Moxibustion Also called Moxa, this is the Chinese Herb known as mugwort, or Ai Ye in pin yin. Moxa is lit and burned above specific points or areas to warm and tonify the body, expel cold, reduce pain and promote the movement of qi and blood. Moxa is commonly used in the treatment of arthritis, gynecological conditions, chronic diarrhea and other digestive concerns, and weakened immune system. (unfortunately I can't use moxa in my present location, but I might send you home with a stick and some instructions)
Electro-stimulation / E-stim E-stim involves connecting an electro-stim machine to the needles (with small clips and wires), which generates a gentle micro-current, allowing for continuous stimulation of the needles. It is used in the treatment of certain pain conditions, Bell's palsy, stroke, numbness and paralysis.

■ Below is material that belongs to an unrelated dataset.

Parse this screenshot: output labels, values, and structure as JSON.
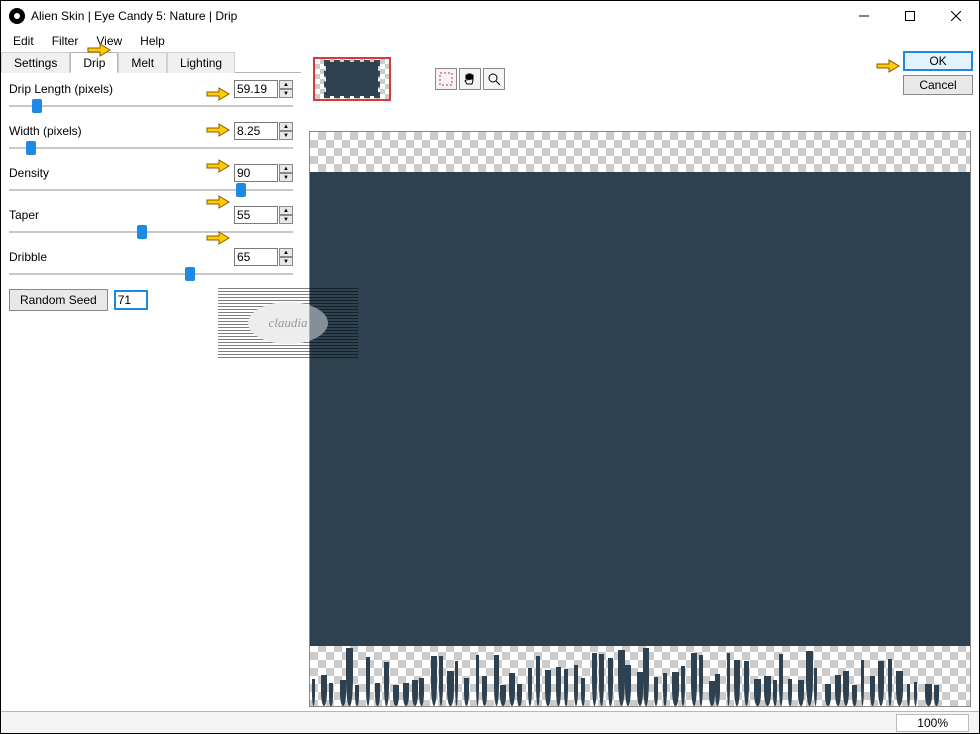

Gua sha Gua sha is an ancient technique which can be used for both acute and chronic conditions. Gua means to scrape, and Sha means rash (aka petechiae). The skin is scraped using a round-edged instrument (such as a porcelain spoon) until redness is brought to the surface, which is believed to be stagnated blood beneath the skin. It is particularly useful in treating and preventing colds and flu, bronchitis, asthma, and musculoskeletal tension and pain.